**THE INPUT:**
++++++++++++++++++++

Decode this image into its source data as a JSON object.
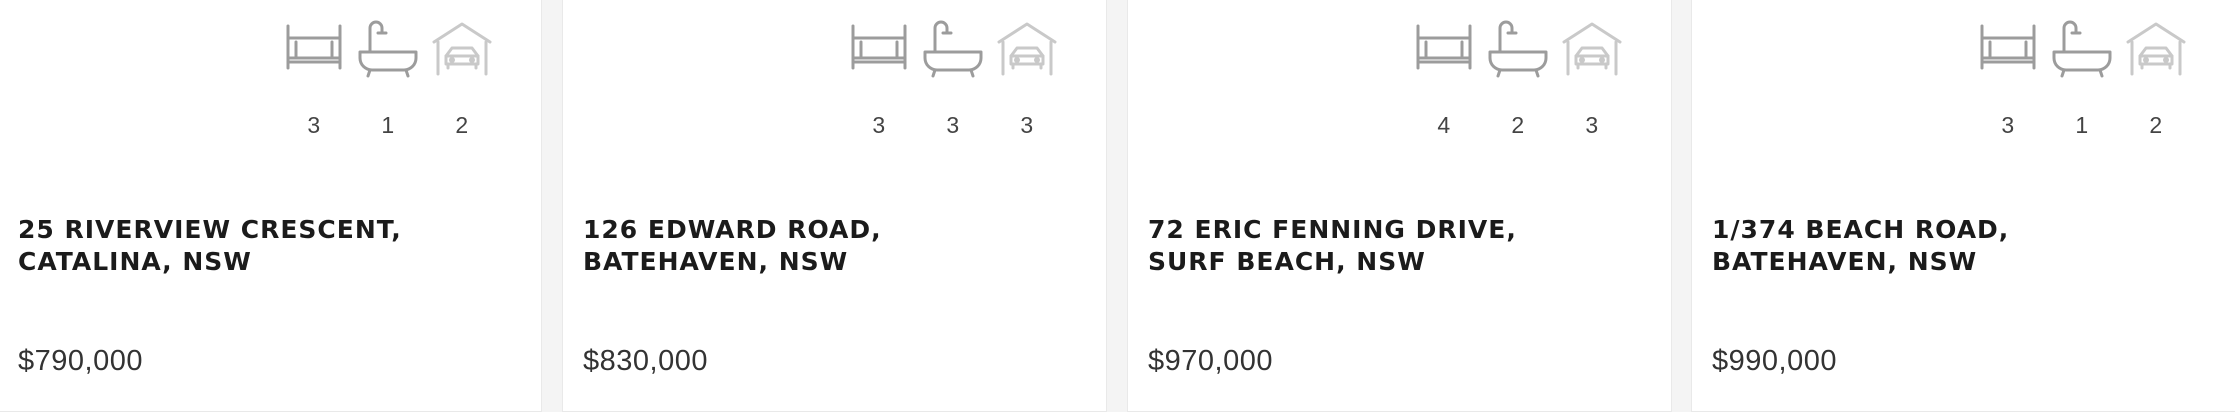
{
  "listings": [
    {
      "address_line1": "25 RIVERVIEW CRESCENT,",
      "address_line2": "CATALINA, NSW",
      "price": "$790,000",
      "features": [
        {
          "icon": "bed-icon",
          "count": "3"
        },
        {
          "icon": "bath-icon",
          "count": "1"
        },
        {
          "icon": "garage-icon",
          "count": "2"
        }
      ]
    },
    {
      "address_line1": "126 EDWARD ROAD,",
      "address_line2": "BATEHAVEN, NSW",
      "price": "$830,000",
      "features": [
        {
          "icon": "bed-icon",
          "count": "3"
        },
        {
          "icon": "bath-icon",
          "count": "3"
        },
        {
          "icon": "garage-icon",
          "count": "3"
        }
      ]
    },
    {
      "address_line1": "72 ERIC FENNING DRIVE,",
      "address_line2": "SURF BEACH, NSW",
      "price": "$970,000",
      "features": [
        {
          "icon": "bed-icon",
          "count": "4"
        },
        {
          "icon": "bath-icon",
          "count": "2"
        },
        {
          "icon": "garage-icon",
          "count": "3"
        }
      ]
    },
    {
      "address_line1": "1/374 BEACH ROAD,",
      "address_line2": "BATEHAVEN, NSW",
      "price": "$990,000",
      "features": [
        {
          "icon": "bed-icon",
          "count": "3"
        },
        {
          "icon": "bath-icon",
          "count": "1"
        },
        {
          "icon": "garage-icon",
          "count": "2"
        }
      ]
    }
  ],
  "colors": {
    "card_background": "#ffffff",
    "page_background": "#f4f4f4",
    "icon_stroke": "#9c9c9c",
    "garage_icon_stroke": "#c9c9c9",
    "address_text": "#1b1b1b",
    "price_text": "#333333"
  }
}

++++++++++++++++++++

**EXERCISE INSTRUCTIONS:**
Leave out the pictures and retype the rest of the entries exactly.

**EXPECTED OUTPUT:**
Decode this image into its source data as a JSON object.
{
  "listings": [
    {
      "address_line1": "25 RIVERVIEW CRESCENT,",
      "address_line2": "CATALINA, NSW",
      "price": "$790,000",
      "features": [
        {
          "icon": "bed-icon",
          "count": "3"
        },
        {
          "icon": "bath-icon",
          "count": "1"
        },
        {
          "icon": "garage-icon",
          "count": "2"
        }
      ]
    },
    {
      "address_line1": "126 EDWARD ROAD,",
      "address_line2": "BATEHAVEN, NSW",
      "price": "$830,000",
      "features": [
        {
          "icon": "bed-icon",
          "count": "3"
        },
        {
          "icon": "bath-icon",
          "count": "3"
        },
        {
          "icon": "garage-icon",
          "count": "3"
        }
      ]
    },
    {
      "address_line1": "72 ERIC FENNING DRIVE,",
      "address_line2": "SURF BEACH, NSW",
      "price": "$970,000",
      "features": [
        {
          "icon": "bed-icon",
          "count": "4"
        },
        {
          "icon": "bath-icon",
          "count": "2"
        },
        {
          "icon": "garage-icon",
          "count": "3"
        }
      ]
    },
    {
      "address_line1": "1/374 BEACH ROAD,",
      "address_line2": "BATEHAVEN, NSW",
      "price": "$990,000",
      "features": [
        {
          "icon": "bed-icon",
          "count": "3"
        },
        {
          "icon": "bath-icon",
          "count": "1"
        },
        {
          "icon": "garage-icon",
          "count": "2"
        }
      ]
    }
  ],
  "colors": {
    "card_background": "#ffffff",
    "page_background": "#f4f4f4",
    "icon_stroke": "#9c9c9c",
    "garage_icon_stroke": "#c9c9c9",
    "address_text": "#1b1b1b",
    "price_text": "#333333"
  }
}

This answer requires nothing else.